We now have everything back in stock on the pruning tools front – hurray! Take a look at what you might like for doing any cutting and clipping this Autumn…. Also, please note the following: We Are Away From Wednesday 12th September, Until Thursday 20th September, So No Orders Will Be Sent Out During This Time! Is that ok? If you do make an order and then realise we won’t be sending it out, then we will send you a refund when we get back. Just let us know via email what you prefer. Otherwise, we will send out the …

READ MORE

Sep08

Running Low

Sorry to people asking for some of our pruning tools, but we have run out of a few items and are waiting for more to arrive. I did a number of garden talks this week and demonstrated the quality of some of the tools. This led to a run which I hadn’t anticipated! So apologies again if you are missing out, but everything should be back in stock by next week. Many thanks for all your support here at Modern Mint! Darren

Aug20

A Very British Garden – New Garden Talk For 2019

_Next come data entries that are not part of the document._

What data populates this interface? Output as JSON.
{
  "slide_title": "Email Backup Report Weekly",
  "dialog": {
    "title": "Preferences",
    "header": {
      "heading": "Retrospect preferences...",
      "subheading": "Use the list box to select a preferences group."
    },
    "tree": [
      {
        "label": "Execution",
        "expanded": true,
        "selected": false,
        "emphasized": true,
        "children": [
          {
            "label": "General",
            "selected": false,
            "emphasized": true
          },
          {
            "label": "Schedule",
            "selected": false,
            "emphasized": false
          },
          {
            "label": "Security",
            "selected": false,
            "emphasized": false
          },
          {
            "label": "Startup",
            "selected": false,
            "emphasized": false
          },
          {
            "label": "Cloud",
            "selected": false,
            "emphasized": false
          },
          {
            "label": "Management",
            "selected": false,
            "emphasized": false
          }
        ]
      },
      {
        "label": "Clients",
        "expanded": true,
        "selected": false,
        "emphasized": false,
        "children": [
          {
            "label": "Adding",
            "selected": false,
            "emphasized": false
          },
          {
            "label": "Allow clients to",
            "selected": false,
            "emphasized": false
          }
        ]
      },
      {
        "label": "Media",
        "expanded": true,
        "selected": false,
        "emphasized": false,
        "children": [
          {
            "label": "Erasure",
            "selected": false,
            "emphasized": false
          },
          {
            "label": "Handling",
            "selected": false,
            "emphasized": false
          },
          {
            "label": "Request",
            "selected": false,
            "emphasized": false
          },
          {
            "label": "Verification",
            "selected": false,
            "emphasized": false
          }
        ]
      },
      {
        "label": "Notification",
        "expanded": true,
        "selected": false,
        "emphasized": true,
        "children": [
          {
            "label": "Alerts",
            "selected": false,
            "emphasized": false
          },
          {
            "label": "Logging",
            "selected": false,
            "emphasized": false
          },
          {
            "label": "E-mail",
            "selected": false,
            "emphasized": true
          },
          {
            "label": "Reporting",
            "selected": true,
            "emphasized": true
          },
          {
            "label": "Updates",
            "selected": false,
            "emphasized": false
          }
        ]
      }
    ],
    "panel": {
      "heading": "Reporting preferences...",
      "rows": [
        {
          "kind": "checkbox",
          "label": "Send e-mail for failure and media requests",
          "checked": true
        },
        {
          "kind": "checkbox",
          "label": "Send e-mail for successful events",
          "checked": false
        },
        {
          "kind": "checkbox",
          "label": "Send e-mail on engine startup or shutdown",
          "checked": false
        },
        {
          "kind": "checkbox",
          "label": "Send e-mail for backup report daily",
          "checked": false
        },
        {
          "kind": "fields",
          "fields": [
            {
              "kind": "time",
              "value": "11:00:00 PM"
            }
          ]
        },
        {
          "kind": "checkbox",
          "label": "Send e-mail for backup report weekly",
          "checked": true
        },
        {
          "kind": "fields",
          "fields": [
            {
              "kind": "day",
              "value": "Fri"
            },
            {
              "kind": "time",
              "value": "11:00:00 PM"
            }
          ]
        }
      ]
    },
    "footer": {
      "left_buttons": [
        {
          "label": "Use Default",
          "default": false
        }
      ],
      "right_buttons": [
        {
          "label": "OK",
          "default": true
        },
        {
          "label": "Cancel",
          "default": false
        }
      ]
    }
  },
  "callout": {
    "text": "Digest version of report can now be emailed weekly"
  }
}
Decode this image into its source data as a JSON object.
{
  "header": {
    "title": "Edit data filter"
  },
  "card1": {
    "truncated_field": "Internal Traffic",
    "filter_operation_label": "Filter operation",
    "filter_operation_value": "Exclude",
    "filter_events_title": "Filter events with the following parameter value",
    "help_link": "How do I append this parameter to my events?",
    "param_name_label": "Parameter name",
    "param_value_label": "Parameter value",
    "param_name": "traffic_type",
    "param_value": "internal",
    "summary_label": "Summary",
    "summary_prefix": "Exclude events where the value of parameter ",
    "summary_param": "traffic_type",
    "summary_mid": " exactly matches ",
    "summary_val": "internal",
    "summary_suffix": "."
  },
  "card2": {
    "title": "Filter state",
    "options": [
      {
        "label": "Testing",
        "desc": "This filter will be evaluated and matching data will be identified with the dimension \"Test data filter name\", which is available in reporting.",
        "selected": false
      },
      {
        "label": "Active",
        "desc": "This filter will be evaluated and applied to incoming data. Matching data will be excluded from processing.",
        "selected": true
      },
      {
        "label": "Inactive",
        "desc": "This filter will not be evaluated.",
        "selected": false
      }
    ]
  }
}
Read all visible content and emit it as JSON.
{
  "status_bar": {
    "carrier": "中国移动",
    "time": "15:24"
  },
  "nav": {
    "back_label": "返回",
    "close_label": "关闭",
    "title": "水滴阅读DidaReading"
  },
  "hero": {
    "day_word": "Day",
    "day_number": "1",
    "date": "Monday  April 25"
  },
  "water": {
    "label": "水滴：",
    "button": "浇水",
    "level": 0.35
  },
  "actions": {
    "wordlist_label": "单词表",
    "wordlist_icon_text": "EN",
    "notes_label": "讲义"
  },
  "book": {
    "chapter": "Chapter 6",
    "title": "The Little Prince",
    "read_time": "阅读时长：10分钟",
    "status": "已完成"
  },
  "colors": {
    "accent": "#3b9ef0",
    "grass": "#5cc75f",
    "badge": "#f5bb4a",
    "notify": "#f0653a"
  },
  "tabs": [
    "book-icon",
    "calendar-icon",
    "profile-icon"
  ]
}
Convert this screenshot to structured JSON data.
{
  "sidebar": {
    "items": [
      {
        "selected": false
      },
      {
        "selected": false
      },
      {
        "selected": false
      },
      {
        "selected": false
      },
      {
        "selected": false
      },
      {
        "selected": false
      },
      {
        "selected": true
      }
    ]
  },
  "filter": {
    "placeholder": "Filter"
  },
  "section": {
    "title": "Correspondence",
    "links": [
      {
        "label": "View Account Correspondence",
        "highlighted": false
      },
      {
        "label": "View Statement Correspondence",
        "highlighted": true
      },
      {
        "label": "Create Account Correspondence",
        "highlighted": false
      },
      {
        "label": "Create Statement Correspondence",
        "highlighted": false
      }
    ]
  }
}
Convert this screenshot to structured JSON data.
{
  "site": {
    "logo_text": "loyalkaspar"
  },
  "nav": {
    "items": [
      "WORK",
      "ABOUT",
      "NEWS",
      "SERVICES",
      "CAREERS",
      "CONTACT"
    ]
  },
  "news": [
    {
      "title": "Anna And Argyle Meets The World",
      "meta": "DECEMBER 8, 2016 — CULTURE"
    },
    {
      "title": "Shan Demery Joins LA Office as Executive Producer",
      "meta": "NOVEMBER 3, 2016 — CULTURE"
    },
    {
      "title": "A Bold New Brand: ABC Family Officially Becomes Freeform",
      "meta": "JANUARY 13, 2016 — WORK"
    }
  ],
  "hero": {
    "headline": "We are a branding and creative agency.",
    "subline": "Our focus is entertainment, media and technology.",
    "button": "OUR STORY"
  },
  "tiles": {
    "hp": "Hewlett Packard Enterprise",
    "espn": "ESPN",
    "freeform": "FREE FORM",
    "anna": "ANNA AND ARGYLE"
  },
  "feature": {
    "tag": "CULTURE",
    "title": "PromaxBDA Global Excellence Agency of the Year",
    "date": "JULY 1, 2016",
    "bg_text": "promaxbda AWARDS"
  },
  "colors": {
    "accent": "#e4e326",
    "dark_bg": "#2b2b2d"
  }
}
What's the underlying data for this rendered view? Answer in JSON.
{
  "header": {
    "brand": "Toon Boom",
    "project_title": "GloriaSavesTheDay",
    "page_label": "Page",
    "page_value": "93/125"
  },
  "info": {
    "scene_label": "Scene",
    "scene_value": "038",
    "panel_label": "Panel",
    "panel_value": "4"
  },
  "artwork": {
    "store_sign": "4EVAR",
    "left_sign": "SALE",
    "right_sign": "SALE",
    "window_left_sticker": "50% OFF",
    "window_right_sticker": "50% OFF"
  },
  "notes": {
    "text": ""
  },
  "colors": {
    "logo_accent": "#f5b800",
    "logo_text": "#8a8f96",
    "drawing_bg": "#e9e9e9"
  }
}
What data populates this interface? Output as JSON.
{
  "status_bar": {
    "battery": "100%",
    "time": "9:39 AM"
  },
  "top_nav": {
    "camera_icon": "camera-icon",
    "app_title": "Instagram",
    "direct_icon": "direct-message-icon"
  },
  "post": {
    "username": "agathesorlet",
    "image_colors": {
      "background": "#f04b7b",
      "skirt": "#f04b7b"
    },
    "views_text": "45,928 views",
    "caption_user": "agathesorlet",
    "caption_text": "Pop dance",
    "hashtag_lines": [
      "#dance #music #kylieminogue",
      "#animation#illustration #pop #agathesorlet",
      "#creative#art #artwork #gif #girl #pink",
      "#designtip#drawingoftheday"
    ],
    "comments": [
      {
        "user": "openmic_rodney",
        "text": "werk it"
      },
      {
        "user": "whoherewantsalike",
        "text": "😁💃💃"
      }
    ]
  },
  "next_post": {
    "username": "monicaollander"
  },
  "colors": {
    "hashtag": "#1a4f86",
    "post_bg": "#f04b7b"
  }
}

A brand new garden talk for 2019? My, what exciting news! Having had a busy summer, with the topiary work exploding after the Guardian article, I have plans to write a new garden talk for next year. So far I have written 6 different talks in the 4 years I have been running Modern Mint, 4 of which are still available for you to book. They are: What Do I Do With This Space? A garden talk that looks at how other cultures treat their outdoor spaces. A mixture of funny stories and practical advice, it shares techniques people from …

READ MORE